Trust is an underlying factor in any long term, smoothly operating system, and we learn to trust—or not to trust—from the people around us and the stories of our culture.  As President Barack Obama pointed out in his recent speech before Congress, we are running “a deficit of trust.”

There are few character traits that will undermine trust faster than greed.  Unfortunately, we have been running a surplus of that commodity.  Looking at the Ten Commandments, or the corresponding instructions for having a civil society outlined by most religions, we can see that breaking most of them involves greed.

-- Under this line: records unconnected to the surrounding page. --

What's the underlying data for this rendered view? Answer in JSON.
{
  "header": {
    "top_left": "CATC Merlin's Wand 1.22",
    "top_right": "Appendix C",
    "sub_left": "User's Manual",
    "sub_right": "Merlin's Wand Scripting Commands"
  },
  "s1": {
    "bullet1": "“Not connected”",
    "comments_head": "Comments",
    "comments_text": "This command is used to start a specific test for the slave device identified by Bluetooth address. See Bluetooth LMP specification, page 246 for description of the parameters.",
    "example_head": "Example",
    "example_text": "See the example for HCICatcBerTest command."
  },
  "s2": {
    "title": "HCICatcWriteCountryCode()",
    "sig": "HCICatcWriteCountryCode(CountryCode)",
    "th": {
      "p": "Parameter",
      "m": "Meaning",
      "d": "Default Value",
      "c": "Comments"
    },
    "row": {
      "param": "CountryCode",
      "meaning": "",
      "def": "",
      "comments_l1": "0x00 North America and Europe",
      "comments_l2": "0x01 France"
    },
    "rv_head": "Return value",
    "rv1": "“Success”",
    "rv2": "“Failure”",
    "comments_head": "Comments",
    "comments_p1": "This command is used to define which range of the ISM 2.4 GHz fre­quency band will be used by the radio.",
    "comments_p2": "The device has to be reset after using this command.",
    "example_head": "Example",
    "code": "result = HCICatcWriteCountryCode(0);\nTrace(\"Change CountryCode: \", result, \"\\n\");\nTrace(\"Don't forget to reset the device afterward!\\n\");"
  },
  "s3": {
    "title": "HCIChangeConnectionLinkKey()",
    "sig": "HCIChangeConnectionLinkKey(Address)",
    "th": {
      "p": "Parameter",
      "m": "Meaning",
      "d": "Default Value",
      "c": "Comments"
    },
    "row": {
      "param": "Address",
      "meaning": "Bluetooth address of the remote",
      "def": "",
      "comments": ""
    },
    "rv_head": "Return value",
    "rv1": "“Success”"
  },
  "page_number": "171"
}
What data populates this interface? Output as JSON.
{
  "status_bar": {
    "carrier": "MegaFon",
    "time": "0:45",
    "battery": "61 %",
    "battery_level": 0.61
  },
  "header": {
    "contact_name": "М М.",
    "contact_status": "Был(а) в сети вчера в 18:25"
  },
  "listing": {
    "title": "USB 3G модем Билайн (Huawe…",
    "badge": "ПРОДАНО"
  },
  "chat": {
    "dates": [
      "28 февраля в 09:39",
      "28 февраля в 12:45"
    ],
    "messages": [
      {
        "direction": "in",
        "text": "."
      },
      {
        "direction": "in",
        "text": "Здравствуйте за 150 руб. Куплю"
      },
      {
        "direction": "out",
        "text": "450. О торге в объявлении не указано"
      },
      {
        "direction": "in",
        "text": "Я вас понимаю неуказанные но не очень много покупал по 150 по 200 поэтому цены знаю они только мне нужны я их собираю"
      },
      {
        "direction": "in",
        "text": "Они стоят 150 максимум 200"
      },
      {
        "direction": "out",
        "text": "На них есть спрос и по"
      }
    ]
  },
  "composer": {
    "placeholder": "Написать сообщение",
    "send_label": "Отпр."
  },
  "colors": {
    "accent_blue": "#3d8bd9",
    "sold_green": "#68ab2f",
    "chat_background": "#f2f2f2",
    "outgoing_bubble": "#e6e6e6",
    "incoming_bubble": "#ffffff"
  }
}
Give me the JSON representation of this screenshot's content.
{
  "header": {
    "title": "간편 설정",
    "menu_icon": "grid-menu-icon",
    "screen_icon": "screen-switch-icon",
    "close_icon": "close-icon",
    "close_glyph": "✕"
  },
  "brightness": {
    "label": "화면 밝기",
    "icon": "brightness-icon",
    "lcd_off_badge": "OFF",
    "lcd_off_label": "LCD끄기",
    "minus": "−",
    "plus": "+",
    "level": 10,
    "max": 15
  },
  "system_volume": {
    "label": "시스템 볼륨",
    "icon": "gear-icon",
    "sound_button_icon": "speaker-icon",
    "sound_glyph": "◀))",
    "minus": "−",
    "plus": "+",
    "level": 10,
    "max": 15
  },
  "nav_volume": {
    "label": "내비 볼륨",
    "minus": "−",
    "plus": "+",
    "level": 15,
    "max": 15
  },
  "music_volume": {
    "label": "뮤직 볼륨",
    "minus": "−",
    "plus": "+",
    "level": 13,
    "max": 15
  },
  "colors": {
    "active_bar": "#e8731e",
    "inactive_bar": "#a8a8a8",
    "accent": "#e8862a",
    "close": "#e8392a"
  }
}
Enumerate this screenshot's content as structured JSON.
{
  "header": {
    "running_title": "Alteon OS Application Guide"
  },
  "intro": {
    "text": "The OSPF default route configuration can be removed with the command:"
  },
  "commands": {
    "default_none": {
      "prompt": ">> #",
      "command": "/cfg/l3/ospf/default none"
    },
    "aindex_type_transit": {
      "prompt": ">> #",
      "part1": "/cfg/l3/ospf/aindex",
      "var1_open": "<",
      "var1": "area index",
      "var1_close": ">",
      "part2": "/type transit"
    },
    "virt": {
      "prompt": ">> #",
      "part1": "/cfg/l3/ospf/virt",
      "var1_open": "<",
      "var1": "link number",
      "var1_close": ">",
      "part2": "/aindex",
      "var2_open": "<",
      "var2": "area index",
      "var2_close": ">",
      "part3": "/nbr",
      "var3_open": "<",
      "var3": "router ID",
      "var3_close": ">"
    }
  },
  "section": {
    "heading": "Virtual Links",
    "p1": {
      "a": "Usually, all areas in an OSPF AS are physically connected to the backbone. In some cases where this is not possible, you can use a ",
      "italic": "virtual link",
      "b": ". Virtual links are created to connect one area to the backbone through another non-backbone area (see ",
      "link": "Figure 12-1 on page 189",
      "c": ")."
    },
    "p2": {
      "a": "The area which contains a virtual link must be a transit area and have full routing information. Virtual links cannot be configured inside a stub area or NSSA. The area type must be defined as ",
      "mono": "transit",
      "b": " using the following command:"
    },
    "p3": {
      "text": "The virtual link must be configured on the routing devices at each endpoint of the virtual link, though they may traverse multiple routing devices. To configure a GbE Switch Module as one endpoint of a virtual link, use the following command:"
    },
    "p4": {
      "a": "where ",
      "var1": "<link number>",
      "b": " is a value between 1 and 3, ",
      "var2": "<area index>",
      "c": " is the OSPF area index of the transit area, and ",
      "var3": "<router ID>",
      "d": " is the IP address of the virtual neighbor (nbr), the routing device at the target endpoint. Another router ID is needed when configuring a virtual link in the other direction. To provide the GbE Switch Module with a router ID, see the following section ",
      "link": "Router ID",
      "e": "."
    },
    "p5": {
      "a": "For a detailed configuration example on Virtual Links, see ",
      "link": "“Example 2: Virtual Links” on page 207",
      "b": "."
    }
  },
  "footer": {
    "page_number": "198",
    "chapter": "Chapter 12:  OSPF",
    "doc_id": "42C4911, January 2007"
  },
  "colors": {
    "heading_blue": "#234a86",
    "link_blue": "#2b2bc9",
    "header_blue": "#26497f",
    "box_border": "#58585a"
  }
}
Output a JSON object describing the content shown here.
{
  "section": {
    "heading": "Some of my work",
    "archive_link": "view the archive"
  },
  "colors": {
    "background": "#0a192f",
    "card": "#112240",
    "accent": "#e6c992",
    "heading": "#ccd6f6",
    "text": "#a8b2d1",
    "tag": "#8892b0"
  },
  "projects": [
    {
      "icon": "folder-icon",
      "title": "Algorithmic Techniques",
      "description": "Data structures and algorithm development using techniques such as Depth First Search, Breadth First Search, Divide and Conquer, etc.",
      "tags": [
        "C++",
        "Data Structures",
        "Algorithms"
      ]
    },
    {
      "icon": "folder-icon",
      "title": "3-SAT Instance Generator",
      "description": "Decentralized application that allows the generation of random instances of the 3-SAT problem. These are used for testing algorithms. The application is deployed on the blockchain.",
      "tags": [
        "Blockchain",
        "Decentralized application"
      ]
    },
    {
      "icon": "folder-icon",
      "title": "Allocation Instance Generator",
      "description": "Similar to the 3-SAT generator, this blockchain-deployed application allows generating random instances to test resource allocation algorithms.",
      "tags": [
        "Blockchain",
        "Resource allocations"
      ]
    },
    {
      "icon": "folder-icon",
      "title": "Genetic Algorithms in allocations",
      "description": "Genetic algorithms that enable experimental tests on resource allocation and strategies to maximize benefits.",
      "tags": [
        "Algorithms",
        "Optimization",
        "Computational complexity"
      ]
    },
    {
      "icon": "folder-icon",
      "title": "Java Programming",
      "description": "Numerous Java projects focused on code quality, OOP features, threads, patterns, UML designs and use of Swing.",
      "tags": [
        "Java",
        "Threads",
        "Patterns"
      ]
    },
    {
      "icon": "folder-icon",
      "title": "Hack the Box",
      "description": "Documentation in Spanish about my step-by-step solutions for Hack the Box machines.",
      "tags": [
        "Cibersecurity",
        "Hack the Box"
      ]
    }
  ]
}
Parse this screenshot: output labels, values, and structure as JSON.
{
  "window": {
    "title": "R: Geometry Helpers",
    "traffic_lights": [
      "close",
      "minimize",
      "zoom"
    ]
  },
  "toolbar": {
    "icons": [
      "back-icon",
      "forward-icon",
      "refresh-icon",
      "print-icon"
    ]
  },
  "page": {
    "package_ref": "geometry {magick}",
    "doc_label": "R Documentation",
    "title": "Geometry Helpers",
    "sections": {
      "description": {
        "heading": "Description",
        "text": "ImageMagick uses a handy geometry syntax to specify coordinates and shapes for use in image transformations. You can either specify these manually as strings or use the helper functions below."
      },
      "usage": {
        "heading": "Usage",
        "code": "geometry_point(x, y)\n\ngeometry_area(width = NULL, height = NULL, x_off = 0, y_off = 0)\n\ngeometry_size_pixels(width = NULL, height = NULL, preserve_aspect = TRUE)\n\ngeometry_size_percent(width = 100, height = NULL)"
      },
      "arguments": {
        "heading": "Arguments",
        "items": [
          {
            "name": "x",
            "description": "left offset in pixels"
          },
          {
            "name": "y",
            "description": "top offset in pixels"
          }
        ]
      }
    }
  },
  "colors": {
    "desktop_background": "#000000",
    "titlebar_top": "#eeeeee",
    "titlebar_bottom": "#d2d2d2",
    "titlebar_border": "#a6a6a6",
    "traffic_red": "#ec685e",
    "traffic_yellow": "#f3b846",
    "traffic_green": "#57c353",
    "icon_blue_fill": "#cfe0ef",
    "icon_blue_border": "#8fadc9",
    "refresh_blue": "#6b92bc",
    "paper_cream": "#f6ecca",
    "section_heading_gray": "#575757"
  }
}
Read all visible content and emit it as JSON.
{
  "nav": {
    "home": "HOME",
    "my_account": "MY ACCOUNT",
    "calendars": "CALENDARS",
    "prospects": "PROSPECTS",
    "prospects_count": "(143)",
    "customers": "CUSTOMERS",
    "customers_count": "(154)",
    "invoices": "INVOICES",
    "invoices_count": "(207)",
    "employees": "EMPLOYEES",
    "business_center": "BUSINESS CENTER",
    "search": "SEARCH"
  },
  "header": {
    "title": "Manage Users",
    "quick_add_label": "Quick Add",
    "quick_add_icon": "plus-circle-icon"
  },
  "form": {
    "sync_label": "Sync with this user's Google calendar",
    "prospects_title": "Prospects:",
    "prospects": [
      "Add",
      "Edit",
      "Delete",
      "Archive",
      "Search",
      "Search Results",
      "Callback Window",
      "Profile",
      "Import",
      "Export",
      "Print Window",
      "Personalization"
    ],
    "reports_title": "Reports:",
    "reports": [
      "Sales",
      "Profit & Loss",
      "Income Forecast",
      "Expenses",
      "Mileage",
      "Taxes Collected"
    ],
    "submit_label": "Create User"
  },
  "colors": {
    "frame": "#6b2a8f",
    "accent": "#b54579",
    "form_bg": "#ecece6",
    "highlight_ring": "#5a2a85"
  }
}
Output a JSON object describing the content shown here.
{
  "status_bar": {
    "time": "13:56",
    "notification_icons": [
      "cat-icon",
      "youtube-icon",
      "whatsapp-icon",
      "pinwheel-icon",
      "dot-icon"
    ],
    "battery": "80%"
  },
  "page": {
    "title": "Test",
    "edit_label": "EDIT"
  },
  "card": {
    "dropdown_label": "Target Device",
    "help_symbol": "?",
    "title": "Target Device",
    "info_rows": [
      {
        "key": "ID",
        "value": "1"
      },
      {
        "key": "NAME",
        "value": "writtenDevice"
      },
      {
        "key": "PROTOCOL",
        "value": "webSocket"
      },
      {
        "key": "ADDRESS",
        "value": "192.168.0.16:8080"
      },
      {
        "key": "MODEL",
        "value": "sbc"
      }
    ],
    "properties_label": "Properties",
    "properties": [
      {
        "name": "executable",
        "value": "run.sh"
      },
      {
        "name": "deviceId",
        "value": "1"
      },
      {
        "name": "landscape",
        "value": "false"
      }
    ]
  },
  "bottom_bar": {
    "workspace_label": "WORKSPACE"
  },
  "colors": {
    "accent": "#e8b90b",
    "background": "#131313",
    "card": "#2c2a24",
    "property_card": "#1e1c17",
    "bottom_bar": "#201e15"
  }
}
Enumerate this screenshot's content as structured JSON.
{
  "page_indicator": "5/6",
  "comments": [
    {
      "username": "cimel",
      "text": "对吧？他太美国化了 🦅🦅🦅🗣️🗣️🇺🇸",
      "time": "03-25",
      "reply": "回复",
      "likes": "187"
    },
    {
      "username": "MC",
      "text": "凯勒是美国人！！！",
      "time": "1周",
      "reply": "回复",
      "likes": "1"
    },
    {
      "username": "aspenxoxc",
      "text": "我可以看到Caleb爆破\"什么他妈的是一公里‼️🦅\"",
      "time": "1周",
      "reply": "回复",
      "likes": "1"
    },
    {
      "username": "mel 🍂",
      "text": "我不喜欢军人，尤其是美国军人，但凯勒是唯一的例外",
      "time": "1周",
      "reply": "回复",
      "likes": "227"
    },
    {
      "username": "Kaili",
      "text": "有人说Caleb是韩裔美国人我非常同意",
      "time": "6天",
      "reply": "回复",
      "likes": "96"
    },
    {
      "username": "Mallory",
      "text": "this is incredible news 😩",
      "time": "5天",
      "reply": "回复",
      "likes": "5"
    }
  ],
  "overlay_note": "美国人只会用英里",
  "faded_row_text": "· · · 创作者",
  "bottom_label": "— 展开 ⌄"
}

We are both horrified and fascinated by many of the financial stories currently grabbing the headlines.  They are the stuff of melodrama and satire, featuring greedy people with overblown self-esteem and miniscule consciences:
Bernie Madoff required references before he agreed to steal from people.
AIG received bailout money because it was “too big to fail,” and then executives invited a few hundred of their closest friends to a party in posh surroundings.
Allen Stanford arranged to be knighted by the governor of Antigua while setting up his fictional investment firm and now expects people to address him as Sir Allen.

The stories are fascinating, even if they are about essentially silly people who need constant adult supervision, but they can teach us, as Aesop did.

In the meantime, trust in our financial institutions has taken a beating.

Other stories about people who are committed to the common good and are contributing to finding  positive solutions to our worldwide predicament are not so titillating, but can burrow into our being and help us fill in our own outline for action.

In “Why Stories Matter” in the current Sojourners magazine, Marshall Ganz  tells what he learned from the yearly repetition in the Passover Seder, telling children, “You were a slave in Egypt.”  He finally realized the point was to recognize that the struggle from slavery to freedom always goes on, and we have to choose where we stand on that.   That realization was a factor in his decision to go to Mississippi in the 1960s to take part in the civil rights movement.

President Obama is continuing a tradition of honoring people who make a difference by telling their stories as they sit with dignitaries in the visitors’ gallery of the House of Representatives.  He told two stories.

 A schoolgirl, Ty’Sheoma Bethea,  wrote Congress of the sorry state of her school and the need for repairs that would allow pupils to succeed in their studies.

When Leonard Abess, Jr., sold a successful bank, he distributed $60 million to 471 current and retired employees.  He said he didn’t need the money and appreciated their loyalty.
He knew the meaning of “Enough.”

One reward of working on the Fig Tree is learning stories of people who make a difference in this part of the world.

When Valley Meals on Wheels needed a kitchen to prepare meals after their vendor left, realtor Grant Person learned the vendor’s kitchen was on the market.  He bought it and rents it to the program at a low rate.  He also donated vans.  Suppliers are donating equipment to update the kitchen. 

Everyone helping Meals on Wheels continue deserves a seat in the gallery for looking beyond themselves, making a difference in the lives of people and restoring trust.

Nancy Minard - Editorial Team